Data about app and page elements

BEGIN

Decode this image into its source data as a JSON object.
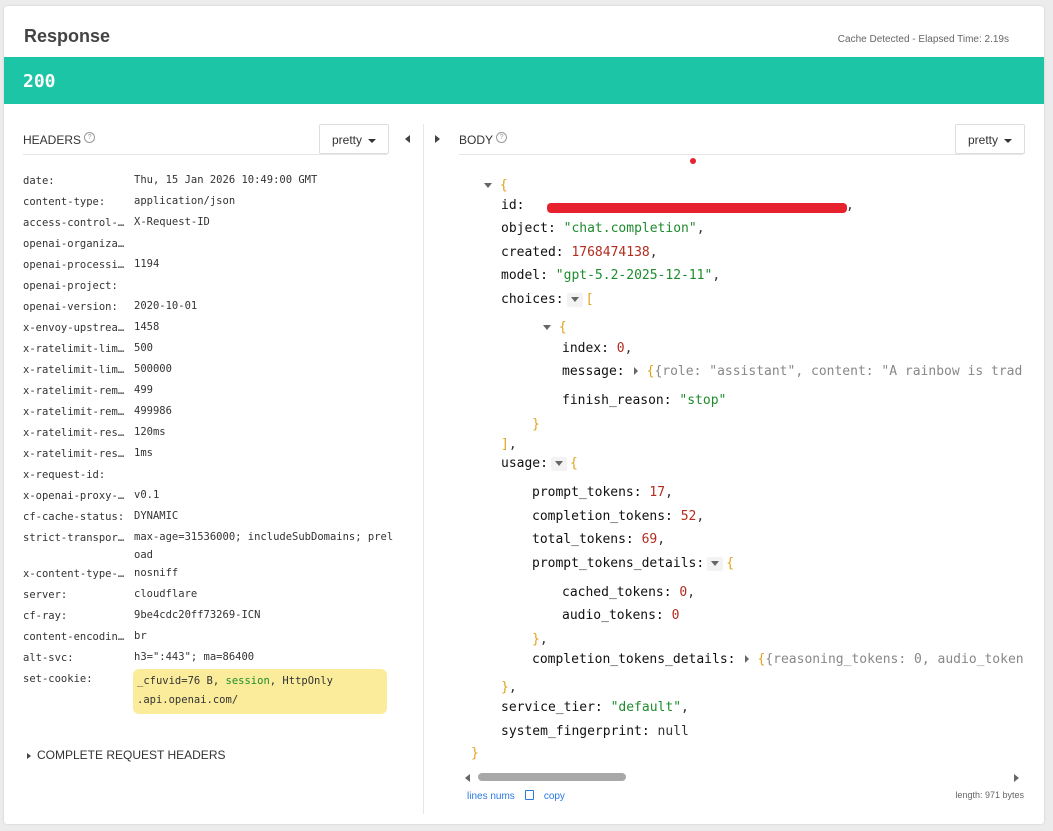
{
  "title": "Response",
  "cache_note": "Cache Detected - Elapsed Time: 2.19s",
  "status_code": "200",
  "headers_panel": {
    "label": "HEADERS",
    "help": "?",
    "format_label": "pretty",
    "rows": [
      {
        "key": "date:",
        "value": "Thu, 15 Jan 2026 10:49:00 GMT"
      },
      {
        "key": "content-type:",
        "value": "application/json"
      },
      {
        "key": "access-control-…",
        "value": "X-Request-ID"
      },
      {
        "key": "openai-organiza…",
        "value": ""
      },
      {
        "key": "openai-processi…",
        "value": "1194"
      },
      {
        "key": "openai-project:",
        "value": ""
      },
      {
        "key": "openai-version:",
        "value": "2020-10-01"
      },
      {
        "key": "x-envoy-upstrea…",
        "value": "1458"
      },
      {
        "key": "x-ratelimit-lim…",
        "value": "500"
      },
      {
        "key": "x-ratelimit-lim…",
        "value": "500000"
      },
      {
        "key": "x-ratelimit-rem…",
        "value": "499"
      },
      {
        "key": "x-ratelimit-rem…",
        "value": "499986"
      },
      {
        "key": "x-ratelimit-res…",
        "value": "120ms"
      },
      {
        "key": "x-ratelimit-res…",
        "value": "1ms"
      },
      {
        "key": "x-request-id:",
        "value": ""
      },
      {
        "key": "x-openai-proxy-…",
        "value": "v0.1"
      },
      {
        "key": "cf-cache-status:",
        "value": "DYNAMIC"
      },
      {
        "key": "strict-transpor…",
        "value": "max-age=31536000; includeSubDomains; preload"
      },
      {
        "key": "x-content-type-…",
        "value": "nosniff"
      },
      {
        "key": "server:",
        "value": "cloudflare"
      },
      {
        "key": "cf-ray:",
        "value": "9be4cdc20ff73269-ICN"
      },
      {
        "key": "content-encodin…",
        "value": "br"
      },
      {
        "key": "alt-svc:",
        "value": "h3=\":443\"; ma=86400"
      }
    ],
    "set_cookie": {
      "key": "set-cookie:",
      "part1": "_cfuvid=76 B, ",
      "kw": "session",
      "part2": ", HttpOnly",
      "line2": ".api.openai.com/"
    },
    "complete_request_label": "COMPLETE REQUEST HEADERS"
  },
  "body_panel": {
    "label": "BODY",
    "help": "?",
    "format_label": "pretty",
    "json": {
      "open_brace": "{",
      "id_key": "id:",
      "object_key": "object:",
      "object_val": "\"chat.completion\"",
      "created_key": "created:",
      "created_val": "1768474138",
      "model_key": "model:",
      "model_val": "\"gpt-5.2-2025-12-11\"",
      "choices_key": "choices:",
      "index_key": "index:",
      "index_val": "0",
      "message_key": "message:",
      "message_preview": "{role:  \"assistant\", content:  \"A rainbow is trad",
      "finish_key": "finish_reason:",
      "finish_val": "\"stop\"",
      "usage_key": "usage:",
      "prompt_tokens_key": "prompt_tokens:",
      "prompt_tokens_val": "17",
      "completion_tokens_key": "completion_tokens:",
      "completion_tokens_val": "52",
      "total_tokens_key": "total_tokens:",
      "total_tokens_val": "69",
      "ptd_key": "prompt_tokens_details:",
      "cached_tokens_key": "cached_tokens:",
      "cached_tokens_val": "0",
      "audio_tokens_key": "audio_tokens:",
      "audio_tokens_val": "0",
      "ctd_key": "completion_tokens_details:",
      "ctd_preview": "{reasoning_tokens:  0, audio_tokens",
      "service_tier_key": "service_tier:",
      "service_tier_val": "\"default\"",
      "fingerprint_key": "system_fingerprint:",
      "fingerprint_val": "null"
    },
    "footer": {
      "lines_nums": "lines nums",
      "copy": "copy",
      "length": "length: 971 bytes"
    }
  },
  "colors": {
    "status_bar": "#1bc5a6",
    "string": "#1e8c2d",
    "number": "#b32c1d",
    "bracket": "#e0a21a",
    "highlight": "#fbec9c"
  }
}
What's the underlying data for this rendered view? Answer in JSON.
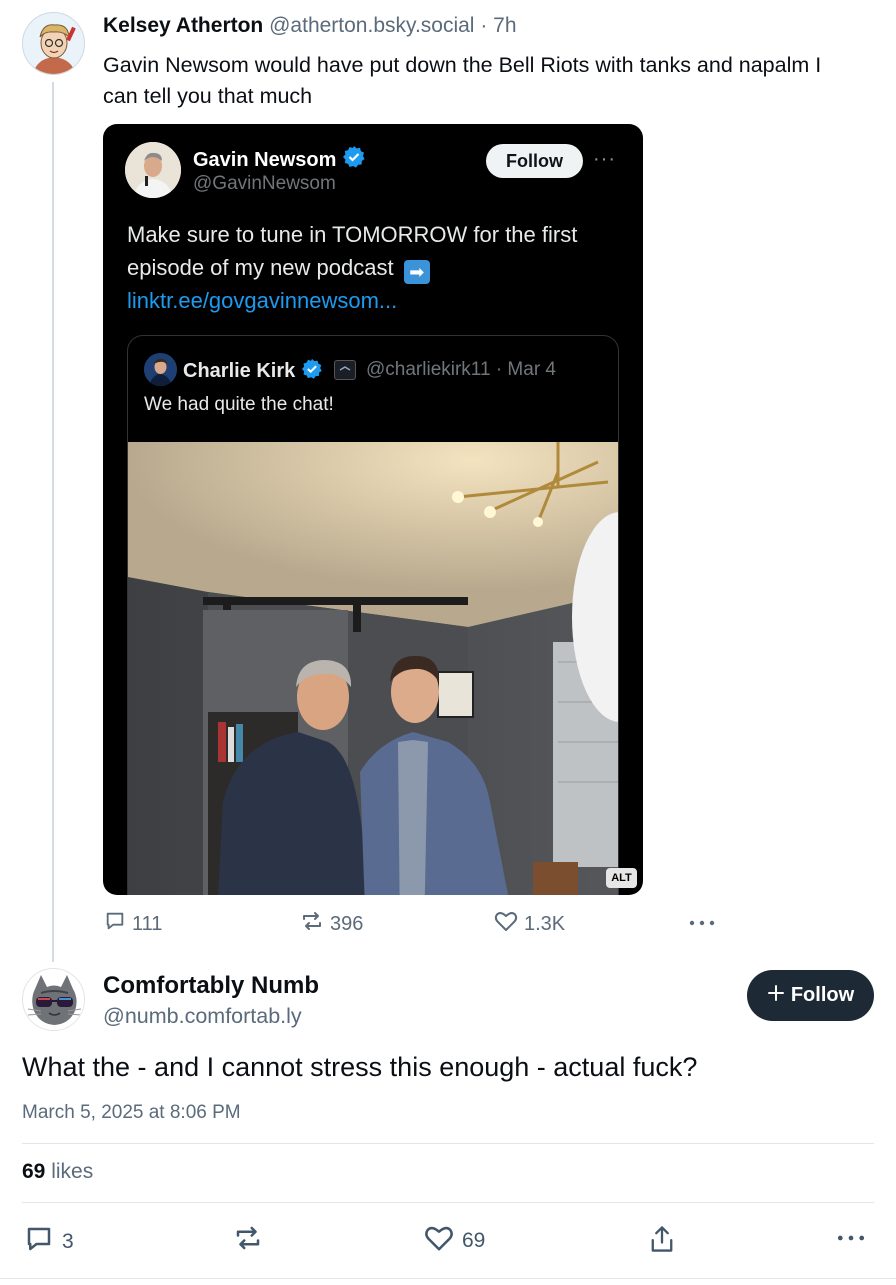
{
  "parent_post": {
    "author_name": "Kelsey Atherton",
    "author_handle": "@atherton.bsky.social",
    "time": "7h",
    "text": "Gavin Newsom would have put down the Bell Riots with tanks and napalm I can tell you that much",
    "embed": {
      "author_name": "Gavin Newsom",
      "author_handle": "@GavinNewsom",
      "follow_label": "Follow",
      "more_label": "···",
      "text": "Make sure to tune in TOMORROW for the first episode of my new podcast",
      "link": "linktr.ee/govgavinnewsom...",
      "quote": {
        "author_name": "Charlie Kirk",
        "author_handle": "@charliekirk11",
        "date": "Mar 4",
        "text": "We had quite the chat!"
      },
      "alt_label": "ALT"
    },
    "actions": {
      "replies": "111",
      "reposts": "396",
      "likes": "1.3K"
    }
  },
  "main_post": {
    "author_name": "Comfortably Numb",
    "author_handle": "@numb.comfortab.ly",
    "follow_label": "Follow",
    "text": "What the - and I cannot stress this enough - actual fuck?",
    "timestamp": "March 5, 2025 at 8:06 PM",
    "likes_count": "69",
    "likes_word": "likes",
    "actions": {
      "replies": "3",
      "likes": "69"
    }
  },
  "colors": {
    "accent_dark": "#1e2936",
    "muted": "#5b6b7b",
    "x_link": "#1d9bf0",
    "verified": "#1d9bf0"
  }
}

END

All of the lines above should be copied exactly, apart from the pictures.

Decode this image into its source data as a JSON object.
{
  "title": "Response",
  "cache_note": "Cache Detected - Elapsed Time: 2.19s",
  "status_code": "200",
  "headers_panel": {
    "label": "HEADERS",
    "help": "?",
    "format_label": "pretty",
    "rows": [
      {
        "key": "date:",
        "value": "Thu, 15 Jan 2026 10:49:00 GMT"
      },
      {
        "key": "content-type:",
        "value": "application/json"
      },
      {
        "key": "access-control-…",
        "value": "X-Request-ID"
      },
      {
        "key": "openai-organiza…",
        "value": ""
      },
      {
        "key": "openai-processi…",
        "value": "1194"
      },
      {
        "key": "openai-project:",
        "value": ""
      },
      {
        "key": "openai-version:",
        "value": "2020-10-01"
      },
      {
        "key": "x-envoy-upstrea…",
        "value": "1458"
      },
      {
        "key": "x-ratelimit-lim…",
        "value": "500"
      },
      {
        "key": "x-ratelimit-lim…",
        "value": "500000"
      },
      {
        "key": "x-ratelimit-rem…",
        "value": "499"
      },
      {
        "key": "x-ratelimit-rem…",
        "value": "499986"
      },
      {
        "key": "x-ratelimit-res…",
        "value": "120ms"
      },
      {
        "key": "x-ratelimit-res…",
        "value": "1ms"
      },
      {
        "key": "x-request-id:",
        "value": ""
      },
      {
        "key": "x-openai-proxy-…",
        "value": "v0.1"
      },
      {
        "key": "cf-cache-status:",
        "value": "DYNAMIC"
      },
      {
        "key": "strict-transpor…",
        "value": "max-age=31536000; includeSubDomains; preload"
      },
      {
        "key": "x-content-type-…",
        "value": "nosniff"
      },
      {
        "key": "server:",
        "value": "cloudflare"
      },
      {
        "key": "cf-ray:",
        "value": "9be4cdc20ff73269-ICN"
      },
      {
        "key": "content-encodin…",
        "value": "br"
      },
      {
        "key": "alt-svc:",
        "value": "h3=\":443\"; ma=86400"
      }
    ],
    "set_cookie": {
      "key": "set-cookie:",
      "part1": "_cfuvid=76 B, ",
      "kw": "session",
      "part2": ", HttpOnly",
      "line2": ".api.openai.com/"
    },
    "complete_request_label": "COMPLETE REQUEST HEADERS"
  },
  "body_panel": {
    "label": "BODY",
    "help": "?",
    "format_label": "pretty",
    "json": {
      "open_brace": "{",
      "id_key": "id:",
      "object_key": "object:",
      "object_val": "\"chat.completion\"",
      "created_key": "created:",
      "created_val": "1768474138",
      "model_key": "model:",
      "model_val": "\"gpt-5.2-2025-12-11\"",
      "choices_key": "choices:",
      "index_key": "index:",
      "index_val": "0",
      "message_key": "message:",
      "message_preview": "{role:  \"assistant\", content:  \"A rainbow is trad",
      "finish_key": "finish_reason:",
      "finish_val": "\"stop\"",
      "usage_key": "usage:",
      "prompt_tokens_key": "prompt_tokens:",
      "prompt_tokens_val": "17",
      "completion_tokens_key": "completion_tokens:",
      "completion_tokens_val": "52",
      "total_tokens_key": "total_tokens:",
      "total_tokens_val": "69",
      "ptd_key": "prompt_tokens_details:",
      "cached_tokens_key": "cached_tokens:",
      "cached_tokens_val": "0",
      "audio_tokens_key": "audio_tokens:",
      "audio_tokens_val": "0",
      "ctd_key": "completion_tokens_details:",
      "ctd_preview": "{reasoning_tokens:  0, audio_tokens",
      "service_tier_key": "service_tier:",
      "service_tier_val": "\"default\"",
      "fingerprint_key": "system_fingerprint:",
      "fingerprint_val": "null"
    },
    "footer": {
      "lines_nums": "lines nums",
      "copy": "copy",
      "length": "length: 971 bytes"
    }
  },
  "colors": {
    "status_bar": "#1bc5a6",
    "string": "#1e8c2d",
    "number": "#b32c1d",
    "bracket": "#e0a21a",
    "highlight": "#fbec9c"
  }
}
What's the underlying data for this rendered view? Answer in JSON.
{
  "parent_post": {
    "author_name": "Kelsey Atherton",
    "author_handle": "@atherton.bsky.social",
    "time": "7h",
    "text": "Gavin Newsom would have put down the Bell Riots with tanks and napalm I can tell you that much",
    "embed": {
      "author_name": "Gavin Newsom",
      "author_handle": "@GavinNewsom",
      "follow_label": "Follow",
      "more_label": "···",
      "text": "Make sure to tune in TOMORROW for the first episode of my new podcast",
      "link": "linktr.ee/govgavinnewsom...",
      "quote": {
        "author_name": "Charlie Kirk",
        "author_handle": "@charliekirk11",
        "date": "Mar 4",
        "text": "We had quite the chat!"
      },
      "alt_label": "ALT"
    },
    "actions": {
      "replies": "111",
      "reposts": "396",
      "likes": "1.3K"
    }
  },
  "main_post": {
    "author_name": "Comfortably Numb",
    "author_handle": "@numb.comfortab.ly",
    "follow_label": "Follow",
    "text": "What the - and I cannot stress this enough - actual fuck?",
    "timestamp": "March 5, 2025 at 8:06 PM",
    "likes_count": "69",
    "likes_word": "likes",
    "actions": {
      "replies": "3",
      "likes": "69"
    }
  },
  "colors": {
    "accent_dark": "#1e2936",
    "muted": "#5b6b7b",
    "x_link": "#1d9bf0",
    "verified": "#1d9bf0"
  }
}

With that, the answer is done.